Discussions are off of off-topic. They are needed to discuss upon a sentence, not for memes.
Про що саме? Що знаючи українську легше вивчати польську? Так це факт, по собі знаю. Звісно, що не одразу прямо все зрозуміло, і ти більше не мається на увазі, що мови майже однакові, як правда вважає дехто. Але однак легше зрозуміти польську, знаючи українську, ніж не знаючи її.
To clarify. "Czy jajko to (jest) warzywo?" suggested as a correct translation in my opinion is not 100% correct. In such questions, where you compare things, I'd use instrumental instead nominative. Of course if you asked "Czy to jest jajko?" (Is this an egg?) nominative should be used.
Compare: "Czy to jest kot?" (Is this a cat?) and "Czy kot jest psem?" (Is a cat a dog?) "psem" is instrumental case. Noone will say "Czy kot jest pies? (nominative).
What I meant is that the sentence "Jajko jest warzywo?" is incorrect and it should be "Czy jajko jest warzywem?". And also that "Czy jajko to warzywo?" and "Czy jajko jest warzywem?" have the same meaning and I also think that the former sounds more natural. Sorry for confusion.
Like most languages Polish uses tone to denote a question. The voice you hear is not perfect.

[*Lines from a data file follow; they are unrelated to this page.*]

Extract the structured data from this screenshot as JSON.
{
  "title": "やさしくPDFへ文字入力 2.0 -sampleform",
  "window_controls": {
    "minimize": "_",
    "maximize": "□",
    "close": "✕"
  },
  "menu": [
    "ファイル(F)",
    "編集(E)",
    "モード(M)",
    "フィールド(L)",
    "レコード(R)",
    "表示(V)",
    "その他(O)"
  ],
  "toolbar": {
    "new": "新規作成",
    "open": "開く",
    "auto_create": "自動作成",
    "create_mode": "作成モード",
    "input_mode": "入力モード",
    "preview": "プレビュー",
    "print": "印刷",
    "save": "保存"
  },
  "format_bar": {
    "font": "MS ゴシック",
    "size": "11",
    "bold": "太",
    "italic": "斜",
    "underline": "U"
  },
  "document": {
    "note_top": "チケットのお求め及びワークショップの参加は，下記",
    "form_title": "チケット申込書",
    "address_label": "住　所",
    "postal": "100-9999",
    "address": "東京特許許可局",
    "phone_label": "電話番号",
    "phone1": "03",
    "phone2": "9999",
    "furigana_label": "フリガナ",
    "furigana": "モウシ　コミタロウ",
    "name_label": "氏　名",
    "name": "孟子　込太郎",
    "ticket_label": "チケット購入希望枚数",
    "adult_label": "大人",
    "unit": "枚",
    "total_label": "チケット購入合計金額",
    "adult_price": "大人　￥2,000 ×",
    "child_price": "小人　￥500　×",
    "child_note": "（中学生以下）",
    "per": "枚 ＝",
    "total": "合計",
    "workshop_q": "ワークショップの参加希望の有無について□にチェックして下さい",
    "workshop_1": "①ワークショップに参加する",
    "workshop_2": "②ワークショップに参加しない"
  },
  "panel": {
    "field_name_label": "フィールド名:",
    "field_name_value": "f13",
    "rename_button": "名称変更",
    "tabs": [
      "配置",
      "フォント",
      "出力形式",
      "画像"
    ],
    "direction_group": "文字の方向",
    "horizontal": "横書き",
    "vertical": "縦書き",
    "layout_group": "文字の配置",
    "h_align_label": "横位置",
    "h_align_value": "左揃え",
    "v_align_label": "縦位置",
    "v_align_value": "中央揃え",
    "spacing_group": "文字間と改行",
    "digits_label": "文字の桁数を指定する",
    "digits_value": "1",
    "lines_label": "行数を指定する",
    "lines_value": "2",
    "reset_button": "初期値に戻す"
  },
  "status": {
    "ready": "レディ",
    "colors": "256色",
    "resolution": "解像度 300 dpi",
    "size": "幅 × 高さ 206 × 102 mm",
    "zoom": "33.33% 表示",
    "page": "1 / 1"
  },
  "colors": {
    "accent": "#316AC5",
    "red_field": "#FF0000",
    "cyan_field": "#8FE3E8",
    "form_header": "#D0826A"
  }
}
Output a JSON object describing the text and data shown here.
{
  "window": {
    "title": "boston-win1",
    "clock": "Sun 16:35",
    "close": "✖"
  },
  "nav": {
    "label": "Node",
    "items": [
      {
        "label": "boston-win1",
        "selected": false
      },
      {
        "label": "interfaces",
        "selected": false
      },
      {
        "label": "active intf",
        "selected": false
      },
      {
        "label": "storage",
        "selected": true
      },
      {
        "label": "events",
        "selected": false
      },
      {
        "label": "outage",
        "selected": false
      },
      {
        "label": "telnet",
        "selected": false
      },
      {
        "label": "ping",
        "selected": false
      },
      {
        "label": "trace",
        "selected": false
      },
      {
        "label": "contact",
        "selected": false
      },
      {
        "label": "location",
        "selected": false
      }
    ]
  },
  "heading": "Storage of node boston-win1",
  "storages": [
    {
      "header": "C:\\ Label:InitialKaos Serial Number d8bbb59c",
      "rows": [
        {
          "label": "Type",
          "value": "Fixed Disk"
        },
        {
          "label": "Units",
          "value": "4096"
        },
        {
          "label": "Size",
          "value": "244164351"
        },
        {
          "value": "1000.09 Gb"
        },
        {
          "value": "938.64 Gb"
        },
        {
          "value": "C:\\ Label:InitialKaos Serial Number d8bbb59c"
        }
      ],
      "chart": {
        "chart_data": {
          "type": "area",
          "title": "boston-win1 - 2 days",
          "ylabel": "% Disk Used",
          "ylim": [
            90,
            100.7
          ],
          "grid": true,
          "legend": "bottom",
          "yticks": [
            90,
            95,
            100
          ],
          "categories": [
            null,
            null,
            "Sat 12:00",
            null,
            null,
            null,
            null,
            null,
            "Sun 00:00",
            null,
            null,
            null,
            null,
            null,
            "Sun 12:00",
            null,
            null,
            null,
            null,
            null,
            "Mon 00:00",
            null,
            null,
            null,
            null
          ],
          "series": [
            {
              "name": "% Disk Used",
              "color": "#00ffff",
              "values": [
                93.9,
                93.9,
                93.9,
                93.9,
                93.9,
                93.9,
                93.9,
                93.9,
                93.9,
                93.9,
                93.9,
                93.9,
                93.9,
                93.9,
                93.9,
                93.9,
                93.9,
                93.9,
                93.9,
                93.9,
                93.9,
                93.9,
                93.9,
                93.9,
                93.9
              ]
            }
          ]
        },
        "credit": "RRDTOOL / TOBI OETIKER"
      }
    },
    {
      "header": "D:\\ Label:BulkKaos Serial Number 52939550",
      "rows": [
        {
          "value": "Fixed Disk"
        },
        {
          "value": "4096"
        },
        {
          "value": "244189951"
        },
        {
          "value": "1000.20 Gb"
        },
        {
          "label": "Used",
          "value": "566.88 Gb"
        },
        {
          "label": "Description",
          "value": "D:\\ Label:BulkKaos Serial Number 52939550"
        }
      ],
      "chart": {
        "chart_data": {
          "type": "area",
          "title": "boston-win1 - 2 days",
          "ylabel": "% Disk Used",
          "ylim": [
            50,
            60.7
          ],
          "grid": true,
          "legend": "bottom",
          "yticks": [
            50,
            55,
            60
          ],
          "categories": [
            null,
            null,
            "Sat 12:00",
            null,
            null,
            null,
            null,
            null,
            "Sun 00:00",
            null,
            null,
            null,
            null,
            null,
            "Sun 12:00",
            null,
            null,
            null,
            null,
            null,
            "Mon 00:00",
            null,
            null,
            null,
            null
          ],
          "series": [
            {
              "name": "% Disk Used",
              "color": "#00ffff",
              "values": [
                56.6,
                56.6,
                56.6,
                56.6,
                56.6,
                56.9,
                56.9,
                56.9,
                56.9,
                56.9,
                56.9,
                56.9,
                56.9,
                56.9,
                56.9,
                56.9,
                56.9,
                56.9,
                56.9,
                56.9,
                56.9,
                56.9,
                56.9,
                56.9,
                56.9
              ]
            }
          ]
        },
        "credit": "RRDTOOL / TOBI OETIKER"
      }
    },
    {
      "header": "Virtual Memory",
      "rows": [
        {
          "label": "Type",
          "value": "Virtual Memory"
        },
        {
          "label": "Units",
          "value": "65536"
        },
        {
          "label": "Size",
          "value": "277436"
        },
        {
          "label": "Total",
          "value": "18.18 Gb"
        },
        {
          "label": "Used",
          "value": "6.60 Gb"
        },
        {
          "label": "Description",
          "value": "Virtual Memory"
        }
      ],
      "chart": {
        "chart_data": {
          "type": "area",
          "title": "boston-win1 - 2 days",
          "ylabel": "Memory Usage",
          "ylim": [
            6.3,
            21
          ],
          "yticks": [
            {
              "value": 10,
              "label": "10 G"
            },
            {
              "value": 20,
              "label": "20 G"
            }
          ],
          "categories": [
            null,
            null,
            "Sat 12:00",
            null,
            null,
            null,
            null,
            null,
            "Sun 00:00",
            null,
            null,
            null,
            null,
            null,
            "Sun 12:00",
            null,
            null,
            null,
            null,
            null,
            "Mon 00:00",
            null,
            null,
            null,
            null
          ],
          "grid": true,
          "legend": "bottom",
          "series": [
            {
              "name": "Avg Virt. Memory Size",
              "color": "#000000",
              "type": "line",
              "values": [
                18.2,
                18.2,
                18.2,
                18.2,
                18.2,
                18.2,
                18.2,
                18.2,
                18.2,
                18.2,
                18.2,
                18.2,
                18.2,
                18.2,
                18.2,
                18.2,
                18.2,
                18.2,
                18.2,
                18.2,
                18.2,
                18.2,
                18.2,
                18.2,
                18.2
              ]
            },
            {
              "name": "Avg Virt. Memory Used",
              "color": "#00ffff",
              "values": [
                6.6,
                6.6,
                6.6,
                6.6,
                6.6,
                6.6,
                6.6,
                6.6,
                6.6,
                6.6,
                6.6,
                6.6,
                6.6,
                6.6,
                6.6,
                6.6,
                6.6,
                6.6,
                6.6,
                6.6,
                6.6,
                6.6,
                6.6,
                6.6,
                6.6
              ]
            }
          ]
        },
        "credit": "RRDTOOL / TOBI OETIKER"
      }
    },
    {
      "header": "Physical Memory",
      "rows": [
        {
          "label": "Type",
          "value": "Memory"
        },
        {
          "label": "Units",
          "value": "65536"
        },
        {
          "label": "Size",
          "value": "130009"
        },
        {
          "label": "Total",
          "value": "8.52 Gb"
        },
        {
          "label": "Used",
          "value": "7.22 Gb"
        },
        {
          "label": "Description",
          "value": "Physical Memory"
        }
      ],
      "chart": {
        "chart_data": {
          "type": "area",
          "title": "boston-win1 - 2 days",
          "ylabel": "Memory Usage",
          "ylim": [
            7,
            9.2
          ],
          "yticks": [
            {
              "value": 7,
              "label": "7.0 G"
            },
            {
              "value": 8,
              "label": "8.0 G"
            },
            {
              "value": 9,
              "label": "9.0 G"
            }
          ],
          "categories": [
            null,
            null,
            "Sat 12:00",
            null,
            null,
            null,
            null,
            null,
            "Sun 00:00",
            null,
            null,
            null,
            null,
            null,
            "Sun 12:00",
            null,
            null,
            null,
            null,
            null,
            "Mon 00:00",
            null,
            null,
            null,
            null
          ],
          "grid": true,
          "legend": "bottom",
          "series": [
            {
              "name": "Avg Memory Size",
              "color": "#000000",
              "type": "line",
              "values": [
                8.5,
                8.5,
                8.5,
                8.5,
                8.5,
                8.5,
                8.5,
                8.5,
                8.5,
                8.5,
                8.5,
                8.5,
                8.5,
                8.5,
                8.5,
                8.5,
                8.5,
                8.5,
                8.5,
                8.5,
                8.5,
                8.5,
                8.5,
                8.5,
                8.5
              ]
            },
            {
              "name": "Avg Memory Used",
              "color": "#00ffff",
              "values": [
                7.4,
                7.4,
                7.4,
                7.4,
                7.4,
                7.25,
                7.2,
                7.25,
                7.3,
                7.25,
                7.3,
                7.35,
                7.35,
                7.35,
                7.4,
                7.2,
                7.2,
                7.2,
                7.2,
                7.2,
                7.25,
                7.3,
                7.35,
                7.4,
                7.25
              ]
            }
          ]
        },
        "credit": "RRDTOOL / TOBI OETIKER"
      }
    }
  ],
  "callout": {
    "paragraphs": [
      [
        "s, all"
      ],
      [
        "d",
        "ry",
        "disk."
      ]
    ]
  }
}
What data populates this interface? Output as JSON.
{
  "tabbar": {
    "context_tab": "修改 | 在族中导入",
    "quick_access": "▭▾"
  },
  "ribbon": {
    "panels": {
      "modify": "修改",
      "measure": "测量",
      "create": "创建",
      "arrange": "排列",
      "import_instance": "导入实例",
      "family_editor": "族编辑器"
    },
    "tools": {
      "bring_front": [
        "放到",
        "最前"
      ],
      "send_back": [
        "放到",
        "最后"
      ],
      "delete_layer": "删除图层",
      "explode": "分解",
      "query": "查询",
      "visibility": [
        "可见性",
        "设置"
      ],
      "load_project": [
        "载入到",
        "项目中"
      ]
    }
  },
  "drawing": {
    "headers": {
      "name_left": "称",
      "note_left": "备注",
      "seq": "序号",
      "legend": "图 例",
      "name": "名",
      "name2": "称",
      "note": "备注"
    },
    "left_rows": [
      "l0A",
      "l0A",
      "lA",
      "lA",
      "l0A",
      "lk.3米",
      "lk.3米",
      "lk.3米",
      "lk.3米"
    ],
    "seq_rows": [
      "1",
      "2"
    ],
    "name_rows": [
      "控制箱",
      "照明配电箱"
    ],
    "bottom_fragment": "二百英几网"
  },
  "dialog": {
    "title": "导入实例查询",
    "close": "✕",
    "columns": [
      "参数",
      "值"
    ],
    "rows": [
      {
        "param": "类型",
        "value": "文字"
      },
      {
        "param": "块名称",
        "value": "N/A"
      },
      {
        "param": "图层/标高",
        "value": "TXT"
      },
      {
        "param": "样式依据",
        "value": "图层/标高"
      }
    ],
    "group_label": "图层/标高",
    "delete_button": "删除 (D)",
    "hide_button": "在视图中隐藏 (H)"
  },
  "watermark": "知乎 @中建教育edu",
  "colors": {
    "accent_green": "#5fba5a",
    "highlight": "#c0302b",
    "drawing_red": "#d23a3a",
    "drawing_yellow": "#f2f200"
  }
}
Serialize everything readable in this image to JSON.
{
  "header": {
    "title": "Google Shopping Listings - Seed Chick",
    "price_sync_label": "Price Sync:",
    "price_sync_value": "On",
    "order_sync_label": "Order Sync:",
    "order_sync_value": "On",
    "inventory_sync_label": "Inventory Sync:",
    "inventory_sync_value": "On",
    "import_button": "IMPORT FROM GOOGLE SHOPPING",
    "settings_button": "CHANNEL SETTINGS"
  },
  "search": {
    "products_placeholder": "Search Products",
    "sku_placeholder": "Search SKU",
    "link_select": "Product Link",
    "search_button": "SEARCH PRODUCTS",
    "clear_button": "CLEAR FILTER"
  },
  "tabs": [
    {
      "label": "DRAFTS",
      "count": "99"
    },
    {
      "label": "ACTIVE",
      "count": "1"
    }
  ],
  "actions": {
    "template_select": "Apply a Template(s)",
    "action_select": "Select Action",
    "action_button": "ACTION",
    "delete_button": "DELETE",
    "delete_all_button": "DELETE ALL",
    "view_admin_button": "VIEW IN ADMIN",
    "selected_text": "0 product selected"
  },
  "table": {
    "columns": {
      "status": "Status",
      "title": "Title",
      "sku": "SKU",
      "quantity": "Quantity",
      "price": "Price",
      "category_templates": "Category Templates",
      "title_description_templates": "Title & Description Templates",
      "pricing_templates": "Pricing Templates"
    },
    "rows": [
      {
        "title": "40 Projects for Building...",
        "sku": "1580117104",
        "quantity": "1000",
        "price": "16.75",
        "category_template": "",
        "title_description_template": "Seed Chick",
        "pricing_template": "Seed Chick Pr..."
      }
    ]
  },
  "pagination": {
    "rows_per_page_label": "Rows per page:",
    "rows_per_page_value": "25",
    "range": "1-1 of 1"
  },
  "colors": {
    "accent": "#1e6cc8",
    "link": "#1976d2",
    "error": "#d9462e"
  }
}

You surely agree that you cannot take such as voice synthesis 100% as you hear it. IMHO there should be a rising tone at the end of the question. Polish is not different form English, German, Russian or Spanish in this field.
According to your question whether 'czy' is needed in questions...
You use this particle in general questions (the yes/no answer) but mostly you can omit it in informal speach without changing the meaning.
Czy podać Panu kawę? or Podać Ci kawę? although Podać Panu kawę? or Czy podać Ci kawę? are all correct.
It is actually different from Russian. You do not use the same (gentle) rising tone at the end of a sentence in Russian, but rather a sharp rising tone on the word in question. (This applies to yes/no questions only.) In many situations the rise in intonation is on the verb: Ты ХОЧЕШЬ кофе? (Do you want it or not?). Ты хочешь КОФЕ? (Is it coffee that you want (or tea)?) ТЫ хочешь кофе? (I know Ivan wants some, but do YOU?)
It depends what are you asking for. You may put the stress on different words in the same question slightly changing objects of your interest... Exactly as you wrote above. The same is in Polish. What I meant about this rising tone... in my opinion the question is just flat. I'd say it with rising tone in the end... but I live in the south of Poland (Silesia) and people here talk in a specific way :)
The use of "to" seems very flexible. In the end, this sentence looks like nonsense to me, but I just used my understanding of context or implied verbs to intuit it was an "is" question. Kind of like how Japanese leaves out so many words. Can anyone give me a guideline for implied / unspoken words or verbs?
the most important implied words:
pronouns (as subjects)
jest/są (only after "to")
possesive pronouns when they are obvious "I love my mom"=(ja) kocham (moją) mamę.
czy is a yes/no question word, but can be omitted.
Things that just don't exist, work differently in Polish:
articles don't exist.
some prepositions are often replaced with cases (of=genitive; with(using)=instrumental; to=dative)
some prepositions (mostly in English phrasal verbs) are replaced by different verbs,
That's all I recall. /disclaimer all I know comes from being Polish, I am not a linguist or a Polish teacher/
"Czy jajko to warzywo?" is a nominal sentence - a sentence without a verb.
"Czy jajko to jest warzywo?" is a sentence. Both have the same meaning.
Nominal sentences are used very often in spoken, colloquial language. The same as in every other language.
"Czy jajko jest warzywem?" is also a correct version of a sentence. It has the same meaning as well.
BTW, You have used the wrong letter. Surely, you wanted use być instead of bić . Just to clarify: bić means to beat, to hit, to smash, to strike, to fight, to smack...